WORK REQUIRED: For the string "that", state how many lines of the data hold it. Give nothing besides the number.
TASK INPUT Start Marker
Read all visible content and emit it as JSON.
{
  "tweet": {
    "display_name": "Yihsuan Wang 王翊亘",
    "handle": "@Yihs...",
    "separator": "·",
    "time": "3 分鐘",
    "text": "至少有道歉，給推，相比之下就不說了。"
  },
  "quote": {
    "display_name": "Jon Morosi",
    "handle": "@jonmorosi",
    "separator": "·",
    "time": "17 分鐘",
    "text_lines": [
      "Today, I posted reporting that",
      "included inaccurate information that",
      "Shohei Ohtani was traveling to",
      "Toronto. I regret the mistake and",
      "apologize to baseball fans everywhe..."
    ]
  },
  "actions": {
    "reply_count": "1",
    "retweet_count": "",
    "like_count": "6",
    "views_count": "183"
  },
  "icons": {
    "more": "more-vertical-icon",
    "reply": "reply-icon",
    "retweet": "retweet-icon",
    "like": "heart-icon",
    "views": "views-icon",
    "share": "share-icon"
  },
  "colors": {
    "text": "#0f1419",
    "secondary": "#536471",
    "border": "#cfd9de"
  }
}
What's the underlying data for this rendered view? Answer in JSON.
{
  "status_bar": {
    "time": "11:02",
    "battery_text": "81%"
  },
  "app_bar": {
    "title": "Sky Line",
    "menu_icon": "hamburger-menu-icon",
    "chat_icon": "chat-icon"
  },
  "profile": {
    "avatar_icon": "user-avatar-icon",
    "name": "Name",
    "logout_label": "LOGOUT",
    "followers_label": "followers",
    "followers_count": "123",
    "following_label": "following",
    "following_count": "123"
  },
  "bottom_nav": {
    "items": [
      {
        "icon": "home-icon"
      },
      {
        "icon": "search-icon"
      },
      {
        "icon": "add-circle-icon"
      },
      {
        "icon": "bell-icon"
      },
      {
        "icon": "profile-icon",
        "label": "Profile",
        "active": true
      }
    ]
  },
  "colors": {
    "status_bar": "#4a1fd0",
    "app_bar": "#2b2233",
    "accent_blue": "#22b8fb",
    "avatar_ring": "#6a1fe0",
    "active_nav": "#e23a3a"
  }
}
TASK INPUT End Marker
RESULT: 2